Most athletes spend their whole childhood in a sport. They will play all year, travel, and make it a big part of who they are. Some of those athletes will make it to a professional level and some will not. What do you think happens to those athletes who put a lot on the line, or paused their lives for the sport and end up not having a chance to be a professional athlete? They venture out into a world without sports, and you can imagine the fear and anxiety after the sport that can come with. I want to focus on the population of college athletes and the challenges to their mental health that can come from this change in lifestyle.

Athletes can be very hard on their bodies and that can sometimes result in injuries, big and small. Regardless of if the injury is small- the impact is big. That college athlete will most likely have to sit out for some games or practices. If the injury involved surgery, they will be out and recovering for a long period of time. With all of that there is not a guarantee that they will be back 100%. Sometimes the injury is so bad that they cannot play again for their own safety. Imagine what they can do for someone’s mental health. This trauma is detrimental. On top of the trauma, some athletes are pushed to leave that sport and go out into a world that has not been their norm. 

I can imagine that most athletes don’t feel all the way prepared to be out in a world where their sport is not a part of their everyday life. Some athletes might be ready for the post graduate life that doesn’t involve a very tiring sport, but others might not be ready. I’m curious what those resources look like to prepare athletes for a life without the sport. Is it someone like a coach or advisor who discusses all the options to the athletes so they know what they can do after? Does it look more like the student is on their own and throughout their collegiate career they must be considering all options? 

The Mental Health Decline for Athletes- Anxiety After the Sport

For the athletes that don’t feel prepared their mental health is something that probably declines.

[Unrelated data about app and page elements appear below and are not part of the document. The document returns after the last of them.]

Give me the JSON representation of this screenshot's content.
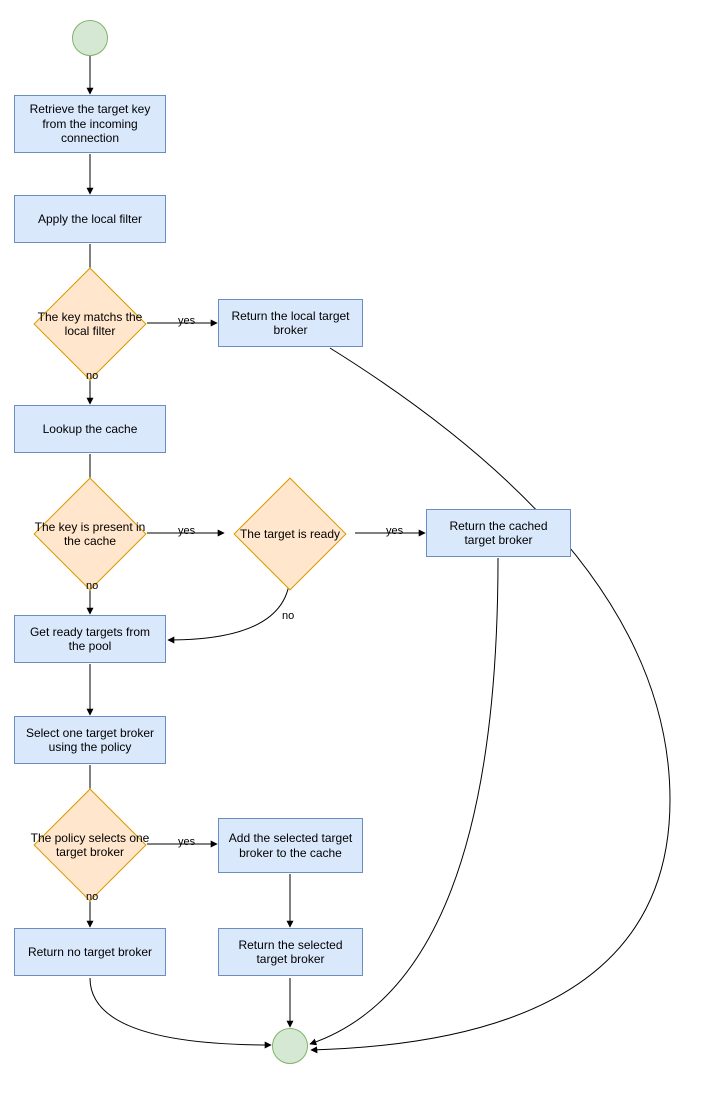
{
  "nodes": {
    "start": "",
    "end": "",
    "retrieve_key": "Retrieve the target key from the incoming connection",
    "apply_filter": "Apply the local filter",
    "key_matches_filter": "The key matchs the local filter",
    "return_local": "Return the local target broker",
    "lookup_cache": "Lookup the cache",
    "key_in_cache": "The key is present in the cache",
    "target_ready": "The target is ready",
    "return_cached": "Return the cached target broker",
    "get_ready_targets": "Get ready targets from the pool",
    "select_target": "Select one target broker using the policy",
    "policy_selects": "The policy selects one target broker",
    "add_to_cache": "Add the selected target broker to the cache",
    "return_no_target": "Return no target broker",
    "return_selected": "Return the selected target broker"
  },
  "edge_labels": {
    "yes": "yes",
    "no": "no"
  },
  "colors": {
    "process_fill": "#DAE8FC",
    "process_stroke": "#6C8EBF",
    "decision_fill": "#FFE6CC",
    "decision_stroke": "#D79B00",
    "terminator_fill": "#D5E8D4",
    "terminator_stroke": "#82B366",
    "edge_stroke": "#000000"
  }
}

The anxiety of figuring out the next step, altering all the plans they may have made to continue with the sport. The depression that could set in knowing that their plan has changed and not their dreams won’t work out. This transition is most likely a very tumultuous one. The self-esteem and confidence that potentially could lower because of the different lifestyle they are having to lead can be tiring and defeating. I would like to see more support for athletes in the mental health department and how they can be prepared for this change that could be traumatic for them.  

When I think about the schooling part for these individuals, I would think most athletes are not studying majors they can see themselves pursing because they see themselves going professional. Is it possible to have these discussions and a plan B in place in case the road changes? Would some of the stress lessen if these students were able to pursue a major and take classes that struck an interest? 

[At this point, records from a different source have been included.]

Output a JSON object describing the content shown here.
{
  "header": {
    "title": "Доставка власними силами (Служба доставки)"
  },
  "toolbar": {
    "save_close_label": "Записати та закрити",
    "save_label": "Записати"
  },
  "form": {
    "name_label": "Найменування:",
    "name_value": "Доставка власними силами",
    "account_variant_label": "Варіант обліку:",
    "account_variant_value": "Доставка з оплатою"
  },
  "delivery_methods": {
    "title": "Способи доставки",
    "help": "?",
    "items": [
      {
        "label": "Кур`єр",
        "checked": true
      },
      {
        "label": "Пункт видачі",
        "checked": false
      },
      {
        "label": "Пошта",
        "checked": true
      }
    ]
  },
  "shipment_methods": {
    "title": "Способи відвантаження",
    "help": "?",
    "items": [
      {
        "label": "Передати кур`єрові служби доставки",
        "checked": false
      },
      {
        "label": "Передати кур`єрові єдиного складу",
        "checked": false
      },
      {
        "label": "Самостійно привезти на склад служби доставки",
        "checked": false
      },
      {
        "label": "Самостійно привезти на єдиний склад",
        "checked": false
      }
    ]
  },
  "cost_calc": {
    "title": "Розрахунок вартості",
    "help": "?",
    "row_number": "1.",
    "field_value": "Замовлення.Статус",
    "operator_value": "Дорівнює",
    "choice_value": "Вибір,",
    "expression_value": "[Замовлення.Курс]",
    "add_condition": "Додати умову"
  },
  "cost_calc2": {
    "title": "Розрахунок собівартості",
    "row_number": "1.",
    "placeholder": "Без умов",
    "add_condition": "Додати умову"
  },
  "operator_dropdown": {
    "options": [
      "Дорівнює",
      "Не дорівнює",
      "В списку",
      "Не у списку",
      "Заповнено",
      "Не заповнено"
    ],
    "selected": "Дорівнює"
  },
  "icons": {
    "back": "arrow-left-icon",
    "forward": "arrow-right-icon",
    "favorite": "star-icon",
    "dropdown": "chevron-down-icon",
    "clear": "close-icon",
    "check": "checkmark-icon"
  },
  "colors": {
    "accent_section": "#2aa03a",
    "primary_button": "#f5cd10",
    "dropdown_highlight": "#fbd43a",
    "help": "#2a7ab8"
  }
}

A part of being human is having human interactions and connections. For most college athletes they have a very strict schedule and don’t really have too much of choice on what their schedule is. College can be a very social for most, now throw in a strict scheduled and games over the weekend and the social life, besides being with your teammates, is thrown out the window. This doesn’t always happen, but when it does, I could imagine it can be hard to go into a world where you must meet people that don’t really know anything about being an athlete. Some people might enjoy that clean slate, and others not so much. 

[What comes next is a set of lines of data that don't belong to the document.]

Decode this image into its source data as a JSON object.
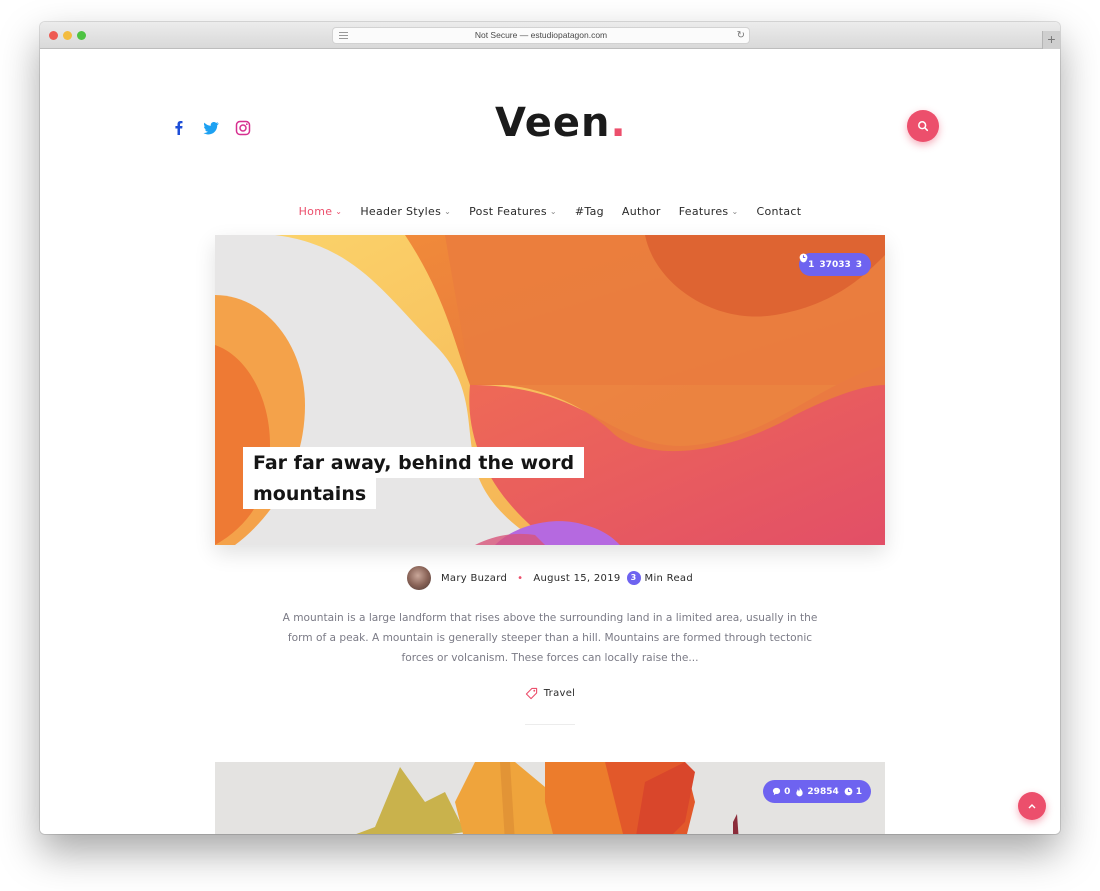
{
  "browser": {
    "address": "Not Secure — estudiopatagon.com",
    "new_tab_label": "+"
  },
  "header": {
    "logo_text": "Veen",
    "logo_dot": ".",
    "social": [
      {
        "name": "facebook",
        "color": "#1d4ed8"
      },
      {
        "name": "twitter",
        "color": "#1da1f2"
      },
      {
        "name": "instagram",
        "color": "#d62f8f"
      }
    ],
    "accent_color": "#ec4f6c"
  },
  "nav": {
    "items": [
      {
        "label": "Home",
        "has_dropdown": true,
        "active": true
      },
      {
        "label": "Header Styles",
        "has_dropdown": true,
        "active": false
      },
      {
        "label": "Post Features",
        "has_dropdown": true,
        "active": false
      },
      {
        "label": "#Tag",
        "has_dropdown": false,
        "active": false
      },
      {
        "label": "Author",
        "has_dropdown": false,
        "active": false
      },
      {
        "label": "Features",
        "has_dropdown": true,
        "active": false
      },
      {
        "label": "Contact",
        "has_dropdown": false,
        "active": false
      }
    ]
  },
  "posts": [
    {
      "title_line1": "Far far away, behind the word",
      "title_line2": "mountains",
      "stats": {
        "comments": "1",
        "views": "37033",
        "read_time": "3"
      },
      "author": "Mary Buzard",
      "separator": "•",
      "date": "August 15, 2019",
      "read_minutes": "3",
      "read_label": "Min Read",
      "excerpt": "A mountain is a large landform that rises above the surrounding land in a limited area, usually in the form of a peak. A mountain is generally steeper than a hill. Mountains are formed through tectonic forces or volcanism. These forces can locally raise the...",
      "tag": "Travel"
    },
    {
      "stats": {
        "comments": "0",
        "views": "29854",
        "read_time": "1"
      }
    }
  ],
  "stats_badge_color": "#6e63f0",
  "back_to_top_icon": "^"
}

When ‘Wining’ is no longer everything…

I think something else that is important to talk about is how for years athletes are pushed to succeed in all aspects of life but mostly in their sport and winning is everything. For someone who’s whole life was the sport they played, and they had a plan to go pro, what do you think that mentality does to someone in a world where winning is not everything? The adjustment is most likely hard and sometimes can affect their relationships, the workplace, and our mental health. This mentality can probably get worse in high pressured environments where they feel winning is the only way they could succeed. 

I feel these is a very important topic to discuss more. What are the colleges doing for these athletes that are unable to make it professional, for numerous reasons? I could see it being even more difficult for the players that identify as the minority. How can we make sure these athletes are more prepared for this future physically, emotionally, and mentally? There are many things to consider in these situations but I think it’s important to start the conversation for these individuals.

If you would like to learn more about how to manage anxiety, please reach out to an Atlanta Therapist to day.